WelcomeGeneral InfoProgramShort CoursesAuthors / AbstractsSponsors / ExhibitsAttendeesExploer AlaskaContact

Explore Alaska

Dining in Anchorage

Plan Your Visit

Exploring Anchorage

Short Trips

Extended Trips

Traveling to Anchorage

Going off the Grid

Full Tour Brochure

Tour Registration Form

Conference Map

Historical Average Weather

Pre-Conference Weekend Events

Going off the Grid

National Parks
Photo courtesy of Scott Randal Alaska offers the opportunity to travel into vast regions that bear no trace of modern civilization. For those Transducers 2015 attendees with a strong sense of adventure, this may be a rare chance to bring back unique and unforgettable impressions. A good starting point are the national and state parks. Denali has a 90 mile shuttle bus that can transport backpackers deep into the park. Some parks offer rentals of remote cabins. Other parks may have virtually no infrastructure at all. Traveling independently is a great way to explore Alaska, The Visit Anchorage has extensive resources to plan your trip. More general information can be found in WikiTravel.


A look at the road map shows that there are only a few highways in Alaska, but don't underestimate the substantial distances. Homer, a major fishing town at the tip of the Kenai Peninsula and popular destination among tourists, is 4 1/2 hours, Denali National Park is also 4 1/2 hours and Fairbanks is nearly 7 hours from Anchorage. The highway north of Fairbanks is not paved and most rental cars are not allowed to drive there. A trip to Prudhoe Bay on the Arctic Ocean would require one day of continuous driving. Dents, flat tires and cracked windshields are common on gravel roads.


The sparseness of roads, the long distances and the rough terrain make flying a necessity rather than an extravagance for reaching remote locations. This type of travel, however, is an adventure in itself and can be a highlight of your Alaska experience. Anchorage has the largest airport for float planes, which can be booked for everything from a short flightseeing trip to an extended drop-off and pick-up at a remote lakeside cabin.


If you venture out on your own, please stay safe. This site cannot provide detailed advice, instead please consult the literature on backcountry travel and talk to a park ranger, professional guide or Alaska travel expert. Here are just a few thoughts:
  • Mobile phone coverage is generally not available outside towns and villages.
  • Wildlife may be on the road at any time. Moose are particularly dangerous in a collision because of their large size and high center of gravity. Driving at night is strongly discouraged (luckily we will have a lot of daylight in June).
  • Ocean and lake waters may be very cold even on a hot summer day.
  • Mosquitos do not carry any diseases but as the season progresses, they can become a major nuisance in rural and wild areas.
  • Respect all wildlife and keep a safe distance. Practice bear safety when hiking or camping. Statistically, moose are more dangerous than bears.
  • Be aware of potential wildfires.
  • Bring extra rations of food and water. Don't run out of gas!
  • Even small accidents may have grave consequences. If you are immobilized, you may not be found for a long time.
  • If you plan a longer trip into the wild, consider bringing an emergency satellite beacon (and confirm that it operates at high northern latitudes).
  • Read John Krakauer's "Into the Wild".

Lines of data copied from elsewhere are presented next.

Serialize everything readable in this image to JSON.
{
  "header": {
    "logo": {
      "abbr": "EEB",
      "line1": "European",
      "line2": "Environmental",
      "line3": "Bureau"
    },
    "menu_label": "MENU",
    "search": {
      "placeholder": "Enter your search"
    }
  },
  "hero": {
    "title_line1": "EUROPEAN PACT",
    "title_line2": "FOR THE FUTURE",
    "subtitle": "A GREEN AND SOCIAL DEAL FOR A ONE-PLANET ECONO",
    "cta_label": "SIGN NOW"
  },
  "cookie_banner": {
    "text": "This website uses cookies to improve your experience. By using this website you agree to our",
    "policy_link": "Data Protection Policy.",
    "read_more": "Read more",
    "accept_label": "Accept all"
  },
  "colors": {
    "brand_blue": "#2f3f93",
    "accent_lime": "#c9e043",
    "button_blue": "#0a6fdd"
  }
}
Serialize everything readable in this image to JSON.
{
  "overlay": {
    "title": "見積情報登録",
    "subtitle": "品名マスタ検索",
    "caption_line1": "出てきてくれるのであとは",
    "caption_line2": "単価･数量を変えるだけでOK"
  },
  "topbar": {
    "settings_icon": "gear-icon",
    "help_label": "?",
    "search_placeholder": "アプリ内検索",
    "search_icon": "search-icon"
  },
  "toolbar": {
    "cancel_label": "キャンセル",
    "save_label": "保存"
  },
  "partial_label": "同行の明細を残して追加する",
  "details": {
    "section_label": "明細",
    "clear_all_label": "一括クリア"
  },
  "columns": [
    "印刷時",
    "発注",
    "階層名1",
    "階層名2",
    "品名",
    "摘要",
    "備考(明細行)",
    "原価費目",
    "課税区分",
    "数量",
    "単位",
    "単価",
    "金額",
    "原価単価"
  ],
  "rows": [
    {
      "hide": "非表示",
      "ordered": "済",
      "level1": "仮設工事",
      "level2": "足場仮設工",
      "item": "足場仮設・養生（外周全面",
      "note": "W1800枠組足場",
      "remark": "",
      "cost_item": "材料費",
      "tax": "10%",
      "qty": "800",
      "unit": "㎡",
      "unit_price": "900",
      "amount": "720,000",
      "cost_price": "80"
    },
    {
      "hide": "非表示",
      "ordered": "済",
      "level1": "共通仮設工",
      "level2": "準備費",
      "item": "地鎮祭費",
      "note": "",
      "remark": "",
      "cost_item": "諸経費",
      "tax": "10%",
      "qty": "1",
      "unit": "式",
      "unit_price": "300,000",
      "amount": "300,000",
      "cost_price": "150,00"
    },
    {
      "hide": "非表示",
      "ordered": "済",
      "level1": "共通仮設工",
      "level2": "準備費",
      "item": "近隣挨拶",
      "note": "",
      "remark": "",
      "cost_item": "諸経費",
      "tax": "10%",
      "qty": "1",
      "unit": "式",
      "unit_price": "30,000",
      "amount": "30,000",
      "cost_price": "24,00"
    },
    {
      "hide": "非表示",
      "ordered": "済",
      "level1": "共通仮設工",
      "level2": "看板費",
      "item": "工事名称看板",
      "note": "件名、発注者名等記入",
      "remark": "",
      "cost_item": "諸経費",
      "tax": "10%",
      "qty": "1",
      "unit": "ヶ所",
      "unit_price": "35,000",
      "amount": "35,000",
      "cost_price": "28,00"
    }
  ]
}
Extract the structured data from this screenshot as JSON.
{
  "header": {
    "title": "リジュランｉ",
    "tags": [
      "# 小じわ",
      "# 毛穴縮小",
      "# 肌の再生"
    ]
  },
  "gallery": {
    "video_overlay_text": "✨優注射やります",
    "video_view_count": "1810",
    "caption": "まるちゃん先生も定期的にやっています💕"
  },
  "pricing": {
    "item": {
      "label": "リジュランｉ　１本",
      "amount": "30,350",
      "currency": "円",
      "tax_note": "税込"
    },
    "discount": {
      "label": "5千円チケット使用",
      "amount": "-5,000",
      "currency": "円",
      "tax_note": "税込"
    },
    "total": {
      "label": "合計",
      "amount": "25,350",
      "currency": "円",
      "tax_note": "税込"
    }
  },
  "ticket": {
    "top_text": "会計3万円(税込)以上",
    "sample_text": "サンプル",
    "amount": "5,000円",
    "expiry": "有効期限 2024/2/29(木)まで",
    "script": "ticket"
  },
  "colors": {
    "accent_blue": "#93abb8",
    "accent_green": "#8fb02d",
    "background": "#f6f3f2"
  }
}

Copyright 2018, All Rights Reserved, Transducers 2015 and WSA